The lightcuts implementation was tested in 5 scenes. All results use a 2\% error ratio and a maximum cut size of 1000 nodes. All images in this section have a resolution of 640x480 with one eye ray per pixel. \\
+The lightcuts implementation was tested in 5 scenes. All results use a 2\% error threshold and a maximum cut size of 1000 nodes. All images in this section have a resolution of 640x480 with one eye ray per pixel. \\
In all tests there are no visual differences compared to the tests considering all lights (no clustering). The first scene (figure \ref{fig:kitchen}) contain several area lights that are approximated by a few point lights, in the second (figure \ref{fig:tableu_hdr}), the HDR environment map is approximated by a few thousand directional lights. The other scenes mix illumination sources and have a more complex geometry, in order to lower aliasing, the reconstruction cuts technique was used. Reconstruction cuts allows to generate higher quality images, with antialiasing, at much lower cost than with lightcuts alone. \\
+In all tests there are no visual differences compared to the tests considering all lights (no clustering). The first scene (figure \ref{fig:kitchen}) contain several area lights that are approximated by a few point lights, in the second (figure \ref{fig:tableu_hdr}), the HDR environment map is approximated by a few thousand directional lights. The other scenes mix illumination sources and have a more complex geometry, the reconstruction cuts technique was used to reduce the aliasing without increasing the computation time too much. Reconstruction cuts allows to generate higher quality images, with antialiasing, at much lower cost than with lightcuts alone. \\
 \caption{Tableau scene illuminated by an HDR environment map. In parentheses are averages over only pixels containing geometry.}
+ \parbox{0.70\textwidth}{\caption{Tableau scene illuminated by an HDR environment map.
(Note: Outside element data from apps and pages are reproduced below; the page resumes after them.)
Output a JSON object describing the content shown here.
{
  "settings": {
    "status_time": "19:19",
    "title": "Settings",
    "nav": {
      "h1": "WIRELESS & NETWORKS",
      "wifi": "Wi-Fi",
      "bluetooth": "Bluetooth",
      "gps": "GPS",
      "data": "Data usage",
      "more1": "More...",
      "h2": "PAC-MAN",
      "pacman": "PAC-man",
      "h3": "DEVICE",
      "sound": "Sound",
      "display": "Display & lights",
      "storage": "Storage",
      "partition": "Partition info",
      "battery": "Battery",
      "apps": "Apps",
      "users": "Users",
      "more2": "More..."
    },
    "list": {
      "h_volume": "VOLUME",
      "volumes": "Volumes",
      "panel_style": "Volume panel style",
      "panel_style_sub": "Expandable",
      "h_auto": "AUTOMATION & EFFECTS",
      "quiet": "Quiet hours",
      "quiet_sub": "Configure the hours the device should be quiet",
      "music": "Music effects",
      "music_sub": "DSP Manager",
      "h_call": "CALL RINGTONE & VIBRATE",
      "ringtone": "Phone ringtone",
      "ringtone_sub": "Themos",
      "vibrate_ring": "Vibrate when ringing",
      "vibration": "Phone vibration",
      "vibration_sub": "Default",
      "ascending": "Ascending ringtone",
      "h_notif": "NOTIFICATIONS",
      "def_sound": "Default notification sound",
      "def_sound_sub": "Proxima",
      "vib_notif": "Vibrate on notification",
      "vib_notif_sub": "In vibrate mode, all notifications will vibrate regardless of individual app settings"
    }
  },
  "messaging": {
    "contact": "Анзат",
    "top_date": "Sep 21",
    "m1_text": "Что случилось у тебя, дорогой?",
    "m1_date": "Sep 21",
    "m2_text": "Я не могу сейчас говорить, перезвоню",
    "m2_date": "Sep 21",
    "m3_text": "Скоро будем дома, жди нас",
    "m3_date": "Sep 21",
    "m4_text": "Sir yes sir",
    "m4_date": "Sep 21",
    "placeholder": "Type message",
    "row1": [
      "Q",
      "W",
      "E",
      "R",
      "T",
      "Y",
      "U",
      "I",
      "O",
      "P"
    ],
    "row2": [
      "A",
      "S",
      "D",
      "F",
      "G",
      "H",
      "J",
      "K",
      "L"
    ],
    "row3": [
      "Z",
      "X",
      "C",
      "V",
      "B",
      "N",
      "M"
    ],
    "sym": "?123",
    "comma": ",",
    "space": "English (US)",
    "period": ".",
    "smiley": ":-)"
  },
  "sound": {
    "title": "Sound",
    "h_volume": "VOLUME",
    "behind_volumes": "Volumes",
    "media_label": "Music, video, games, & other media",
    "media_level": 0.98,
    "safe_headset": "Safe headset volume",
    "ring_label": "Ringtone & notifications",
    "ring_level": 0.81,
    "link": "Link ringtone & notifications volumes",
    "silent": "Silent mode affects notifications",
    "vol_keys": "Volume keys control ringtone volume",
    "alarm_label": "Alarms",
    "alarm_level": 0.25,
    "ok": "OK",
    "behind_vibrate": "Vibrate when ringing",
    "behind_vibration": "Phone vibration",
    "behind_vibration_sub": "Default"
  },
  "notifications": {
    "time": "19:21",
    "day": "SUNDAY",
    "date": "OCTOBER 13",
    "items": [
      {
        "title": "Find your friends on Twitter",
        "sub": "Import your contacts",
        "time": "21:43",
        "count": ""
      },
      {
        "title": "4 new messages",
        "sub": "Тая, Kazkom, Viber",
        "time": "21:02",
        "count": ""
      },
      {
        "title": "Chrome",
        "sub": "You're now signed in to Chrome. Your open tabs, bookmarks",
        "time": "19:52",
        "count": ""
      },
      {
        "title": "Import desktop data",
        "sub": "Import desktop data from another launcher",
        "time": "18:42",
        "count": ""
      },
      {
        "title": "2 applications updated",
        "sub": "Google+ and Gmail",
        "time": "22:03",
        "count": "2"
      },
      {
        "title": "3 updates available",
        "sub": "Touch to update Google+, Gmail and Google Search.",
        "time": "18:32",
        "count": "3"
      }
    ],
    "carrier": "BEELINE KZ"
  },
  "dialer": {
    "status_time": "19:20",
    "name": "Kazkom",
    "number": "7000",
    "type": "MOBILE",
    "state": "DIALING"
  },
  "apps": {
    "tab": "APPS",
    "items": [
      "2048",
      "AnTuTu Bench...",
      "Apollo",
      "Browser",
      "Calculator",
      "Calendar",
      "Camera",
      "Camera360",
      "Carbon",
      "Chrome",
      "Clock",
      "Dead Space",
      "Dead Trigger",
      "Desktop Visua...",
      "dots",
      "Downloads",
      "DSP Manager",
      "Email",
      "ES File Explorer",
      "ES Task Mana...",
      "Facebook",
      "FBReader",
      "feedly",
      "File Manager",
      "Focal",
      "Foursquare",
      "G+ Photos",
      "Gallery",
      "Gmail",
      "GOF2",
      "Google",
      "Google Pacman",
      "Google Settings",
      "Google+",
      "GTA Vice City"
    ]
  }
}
In parentheses are averages over only pixels containing geometry.}}
\caption{Lightcut performance scales fundamentally better (i.e. sublinearly) as the number of point lights increase.}
+ \parbox{0.70\textwidth}{\caption{Lightcut performance scales fundamentally better (i.e. sublinearly) as the number of point lights increase.}}